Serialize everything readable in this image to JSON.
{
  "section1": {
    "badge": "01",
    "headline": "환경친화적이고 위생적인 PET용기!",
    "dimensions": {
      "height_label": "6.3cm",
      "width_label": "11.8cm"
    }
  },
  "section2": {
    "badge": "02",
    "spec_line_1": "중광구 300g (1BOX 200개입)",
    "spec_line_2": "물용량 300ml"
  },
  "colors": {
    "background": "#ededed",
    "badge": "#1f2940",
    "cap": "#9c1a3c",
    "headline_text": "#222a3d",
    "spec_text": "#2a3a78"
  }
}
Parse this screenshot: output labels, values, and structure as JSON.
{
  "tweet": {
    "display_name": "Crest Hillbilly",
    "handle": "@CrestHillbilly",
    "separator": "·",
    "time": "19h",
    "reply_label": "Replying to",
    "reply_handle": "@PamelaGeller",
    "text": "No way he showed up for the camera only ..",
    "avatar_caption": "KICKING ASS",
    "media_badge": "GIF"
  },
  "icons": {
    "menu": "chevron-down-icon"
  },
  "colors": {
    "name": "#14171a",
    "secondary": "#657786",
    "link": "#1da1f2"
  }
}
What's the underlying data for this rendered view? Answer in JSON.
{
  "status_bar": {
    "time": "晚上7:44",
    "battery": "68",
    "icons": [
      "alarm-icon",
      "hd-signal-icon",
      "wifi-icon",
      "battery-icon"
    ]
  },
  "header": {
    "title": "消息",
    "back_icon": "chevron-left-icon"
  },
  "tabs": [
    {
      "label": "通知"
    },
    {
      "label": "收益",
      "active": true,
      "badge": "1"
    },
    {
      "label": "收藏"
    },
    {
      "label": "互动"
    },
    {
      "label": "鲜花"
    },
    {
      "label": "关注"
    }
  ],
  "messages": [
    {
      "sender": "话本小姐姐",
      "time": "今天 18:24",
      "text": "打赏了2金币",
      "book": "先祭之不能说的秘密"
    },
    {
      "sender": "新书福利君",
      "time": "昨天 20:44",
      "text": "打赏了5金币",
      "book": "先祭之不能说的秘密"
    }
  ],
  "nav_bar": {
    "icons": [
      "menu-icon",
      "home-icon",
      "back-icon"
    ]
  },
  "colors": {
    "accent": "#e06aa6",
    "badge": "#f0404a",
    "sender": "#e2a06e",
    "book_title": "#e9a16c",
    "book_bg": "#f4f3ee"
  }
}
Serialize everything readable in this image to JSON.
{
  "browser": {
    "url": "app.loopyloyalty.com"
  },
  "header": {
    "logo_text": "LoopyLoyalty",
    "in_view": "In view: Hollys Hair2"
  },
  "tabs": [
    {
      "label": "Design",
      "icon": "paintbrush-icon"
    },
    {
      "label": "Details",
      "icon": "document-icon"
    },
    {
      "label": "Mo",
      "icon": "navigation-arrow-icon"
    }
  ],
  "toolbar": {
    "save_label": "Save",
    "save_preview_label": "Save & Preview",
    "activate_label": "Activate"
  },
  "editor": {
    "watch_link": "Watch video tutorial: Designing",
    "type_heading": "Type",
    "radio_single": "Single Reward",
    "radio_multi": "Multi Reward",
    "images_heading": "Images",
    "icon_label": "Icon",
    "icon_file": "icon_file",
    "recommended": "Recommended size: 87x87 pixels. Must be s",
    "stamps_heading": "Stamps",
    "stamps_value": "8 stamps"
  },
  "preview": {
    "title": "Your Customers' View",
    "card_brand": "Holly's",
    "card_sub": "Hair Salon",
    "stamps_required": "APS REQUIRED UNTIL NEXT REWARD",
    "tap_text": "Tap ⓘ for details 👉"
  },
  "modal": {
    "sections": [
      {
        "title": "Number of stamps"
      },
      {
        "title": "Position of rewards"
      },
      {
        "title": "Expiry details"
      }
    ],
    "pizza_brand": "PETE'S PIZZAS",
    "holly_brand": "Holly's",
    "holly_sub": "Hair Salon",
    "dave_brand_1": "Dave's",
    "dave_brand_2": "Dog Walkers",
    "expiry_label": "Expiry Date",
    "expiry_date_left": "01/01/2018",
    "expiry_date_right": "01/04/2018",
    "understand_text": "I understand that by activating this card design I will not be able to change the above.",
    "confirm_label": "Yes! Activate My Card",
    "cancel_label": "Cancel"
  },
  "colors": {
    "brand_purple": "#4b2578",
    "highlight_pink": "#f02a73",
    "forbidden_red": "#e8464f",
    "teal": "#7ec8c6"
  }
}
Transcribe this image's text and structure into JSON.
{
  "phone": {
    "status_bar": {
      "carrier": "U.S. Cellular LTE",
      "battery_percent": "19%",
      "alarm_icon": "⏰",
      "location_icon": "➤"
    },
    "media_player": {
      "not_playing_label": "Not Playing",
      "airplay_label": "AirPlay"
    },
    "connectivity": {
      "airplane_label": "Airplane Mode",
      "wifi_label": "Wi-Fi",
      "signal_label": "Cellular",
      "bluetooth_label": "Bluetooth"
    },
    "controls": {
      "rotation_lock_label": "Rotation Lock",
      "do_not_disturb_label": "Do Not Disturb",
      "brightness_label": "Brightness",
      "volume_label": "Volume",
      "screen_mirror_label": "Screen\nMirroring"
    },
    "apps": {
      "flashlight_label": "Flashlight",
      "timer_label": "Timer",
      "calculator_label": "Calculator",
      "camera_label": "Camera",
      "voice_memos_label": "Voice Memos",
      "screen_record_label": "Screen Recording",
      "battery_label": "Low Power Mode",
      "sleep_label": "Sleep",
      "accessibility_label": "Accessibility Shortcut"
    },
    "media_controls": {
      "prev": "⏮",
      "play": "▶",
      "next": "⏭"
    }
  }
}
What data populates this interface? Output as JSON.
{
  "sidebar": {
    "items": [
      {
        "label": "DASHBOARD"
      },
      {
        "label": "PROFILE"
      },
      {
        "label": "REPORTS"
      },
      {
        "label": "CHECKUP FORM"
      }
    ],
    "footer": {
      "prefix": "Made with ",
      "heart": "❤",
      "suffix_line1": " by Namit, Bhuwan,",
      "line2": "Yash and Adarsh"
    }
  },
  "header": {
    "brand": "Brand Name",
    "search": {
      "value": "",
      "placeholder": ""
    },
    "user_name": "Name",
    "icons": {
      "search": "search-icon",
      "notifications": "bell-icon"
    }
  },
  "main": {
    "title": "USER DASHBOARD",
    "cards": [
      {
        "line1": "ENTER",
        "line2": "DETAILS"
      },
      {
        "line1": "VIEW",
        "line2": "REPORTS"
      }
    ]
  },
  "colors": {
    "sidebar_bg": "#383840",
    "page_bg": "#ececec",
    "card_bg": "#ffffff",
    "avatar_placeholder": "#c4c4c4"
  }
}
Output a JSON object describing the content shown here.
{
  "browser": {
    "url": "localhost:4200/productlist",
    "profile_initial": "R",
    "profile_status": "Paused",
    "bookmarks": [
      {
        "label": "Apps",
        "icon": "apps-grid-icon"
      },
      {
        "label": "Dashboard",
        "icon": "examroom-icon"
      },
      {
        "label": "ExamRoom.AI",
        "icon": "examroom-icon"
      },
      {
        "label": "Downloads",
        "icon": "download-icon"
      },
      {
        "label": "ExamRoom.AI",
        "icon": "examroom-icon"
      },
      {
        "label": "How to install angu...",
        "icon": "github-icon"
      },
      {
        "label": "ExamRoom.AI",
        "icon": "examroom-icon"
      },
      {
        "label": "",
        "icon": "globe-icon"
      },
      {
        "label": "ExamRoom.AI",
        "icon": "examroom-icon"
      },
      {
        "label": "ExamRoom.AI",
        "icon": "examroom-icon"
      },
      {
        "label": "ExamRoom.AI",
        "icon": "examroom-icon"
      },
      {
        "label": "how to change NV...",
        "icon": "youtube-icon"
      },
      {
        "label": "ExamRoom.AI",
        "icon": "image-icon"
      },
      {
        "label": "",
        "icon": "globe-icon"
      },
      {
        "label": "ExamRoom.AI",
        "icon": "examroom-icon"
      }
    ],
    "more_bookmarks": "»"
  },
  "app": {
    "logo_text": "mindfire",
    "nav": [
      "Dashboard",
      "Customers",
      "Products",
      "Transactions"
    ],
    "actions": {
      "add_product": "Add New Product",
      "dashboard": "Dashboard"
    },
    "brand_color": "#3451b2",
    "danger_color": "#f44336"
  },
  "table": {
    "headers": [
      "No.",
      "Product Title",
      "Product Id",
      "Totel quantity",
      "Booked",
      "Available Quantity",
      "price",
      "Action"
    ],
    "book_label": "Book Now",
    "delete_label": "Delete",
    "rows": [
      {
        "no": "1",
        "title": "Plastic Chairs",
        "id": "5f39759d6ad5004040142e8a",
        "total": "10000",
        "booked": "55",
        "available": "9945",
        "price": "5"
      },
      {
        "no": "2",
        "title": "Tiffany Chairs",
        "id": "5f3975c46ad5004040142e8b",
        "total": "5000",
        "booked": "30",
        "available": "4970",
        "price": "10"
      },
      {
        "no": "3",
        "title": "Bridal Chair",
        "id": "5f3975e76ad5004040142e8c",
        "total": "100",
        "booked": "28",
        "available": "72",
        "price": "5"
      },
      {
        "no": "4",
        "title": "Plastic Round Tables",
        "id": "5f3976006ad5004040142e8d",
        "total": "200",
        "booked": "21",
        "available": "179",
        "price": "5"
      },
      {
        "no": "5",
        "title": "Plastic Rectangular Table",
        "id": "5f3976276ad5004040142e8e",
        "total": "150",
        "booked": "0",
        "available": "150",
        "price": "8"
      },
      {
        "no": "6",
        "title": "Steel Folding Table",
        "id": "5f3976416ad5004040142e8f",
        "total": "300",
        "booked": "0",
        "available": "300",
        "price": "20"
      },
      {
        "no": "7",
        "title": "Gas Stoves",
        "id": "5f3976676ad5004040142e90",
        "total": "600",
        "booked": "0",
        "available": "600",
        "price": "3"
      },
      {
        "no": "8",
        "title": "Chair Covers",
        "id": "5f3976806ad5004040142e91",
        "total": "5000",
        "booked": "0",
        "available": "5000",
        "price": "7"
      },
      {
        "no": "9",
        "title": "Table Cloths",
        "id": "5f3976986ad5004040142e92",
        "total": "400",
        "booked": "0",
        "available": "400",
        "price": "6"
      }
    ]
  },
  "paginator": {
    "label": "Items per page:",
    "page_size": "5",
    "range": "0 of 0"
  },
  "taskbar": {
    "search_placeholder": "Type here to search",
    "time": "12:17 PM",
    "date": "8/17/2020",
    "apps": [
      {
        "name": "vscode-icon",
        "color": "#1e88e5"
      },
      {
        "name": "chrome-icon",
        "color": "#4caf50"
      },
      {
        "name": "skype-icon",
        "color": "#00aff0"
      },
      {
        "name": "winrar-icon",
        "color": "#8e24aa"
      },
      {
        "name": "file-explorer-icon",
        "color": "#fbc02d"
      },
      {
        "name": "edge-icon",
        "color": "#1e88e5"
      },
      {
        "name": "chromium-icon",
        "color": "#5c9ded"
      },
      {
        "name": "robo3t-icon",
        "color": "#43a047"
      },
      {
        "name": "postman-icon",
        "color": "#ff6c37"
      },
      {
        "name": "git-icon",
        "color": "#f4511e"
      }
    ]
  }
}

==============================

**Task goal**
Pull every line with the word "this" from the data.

**Exercise output**
Serialize everything readable in this image to JSON.
Parse this screenshot: output labels, values, and structure as JSON.
What's the underlying data for this rendered view? Answer in JSON.
Serialize everything readable in this image to JSON.
    "understand_text": "I understand that by activating this card design I will not be able to change the above.",
Transcribe this image's text and structure into JSON.
What data populates this interface? Output as JSON.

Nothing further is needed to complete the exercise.